In the Skills Hub, there was a talk about the skills needed for DBB, but one felt that there is vagueness around this topic with questions about the uses of DBB, its level of detail, the interface (or boundary) between public and private data and responsibilities not yet defined. DBB is clearly being pushed hard and surveyors need to keep informed and have a say. Visit www.cdbb.cam.ac.uk/.

Data is Not the New Oil

Enzer referenced the well-known comparison between the dramatic increase in productivity in the manufacturing sector compared with flatlining in construction. In a later talk, Tom Mossop of ARUP challenged the validity of this because manufacturing and construction are significantly different activities. Indeed, the most striking successes of BIM have arisen from moving as much of construction as possible from site to factory prefabrication.

The same speaker also took issue with the often-repeated notion that ‘data is the new oil’. Mossop’s thought-provoking and eloquent presentation started by describing the differences, which are of course profound. Data, he said (somewhat simplistically) has virtually no value, but unrefined oil has significant value. Data gains value by being combined with other data and by being analysed. Then it becomes information and provides insight to solve problems. Although data has virtually no value, data owners treat it as a major asset and protect it by labelling it intellectual property. This, he suggested, is holding back innovation and that (IP), when used in this way, is a cultural problem underpinned by misunderstanding.

Mossop’s theme was to free data from its silos to make it available to all and that different people will view the data from different standpoints, which is likely to bring greater insight and overcome siloed thinking. We were invited to imagine a ‘built environment free data institute’ for which the only fee is to provide your own data.

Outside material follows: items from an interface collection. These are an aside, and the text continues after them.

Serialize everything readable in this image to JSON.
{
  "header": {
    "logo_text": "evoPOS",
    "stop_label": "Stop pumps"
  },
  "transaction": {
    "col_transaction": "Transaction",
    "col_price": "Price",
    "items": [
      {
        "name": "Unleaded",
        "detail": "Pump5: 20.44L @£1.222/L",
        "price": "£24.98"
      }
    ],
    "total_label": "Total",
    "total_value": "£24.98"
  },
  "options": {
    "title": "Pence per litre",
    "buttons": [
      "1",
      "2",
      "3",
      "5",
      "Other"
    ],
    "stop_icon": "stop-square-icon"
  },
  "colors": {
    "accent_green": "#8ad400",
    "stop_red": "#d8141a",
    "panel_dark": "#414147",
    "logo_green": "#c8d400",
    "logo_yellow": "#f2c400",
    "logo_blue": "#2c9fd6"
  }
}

Finally, there was a talk entitled ‘BIM through the eyes of GIS’ from Tom Wicks and Kirstian Morin from Atkins who suggested that BIM could learn from its older sibling, GIS. The two technologies both depend upon attribution to be intelligent but GIS, unlike BIM uses unique IDs. There was also criticism of BIM for its misuse of metadata and it was suggested metadata must be at the feature level, which must surely be the case if a dataset is composed of data from various sources. The inability of CAD to handle attribute data effectively was also seen as a problem and the speakers called for CAD people to be ‘upskilled’, which seemed a little unfair!

This article was published in Geomatics World January/February 2019

Last updated: 03/03/2021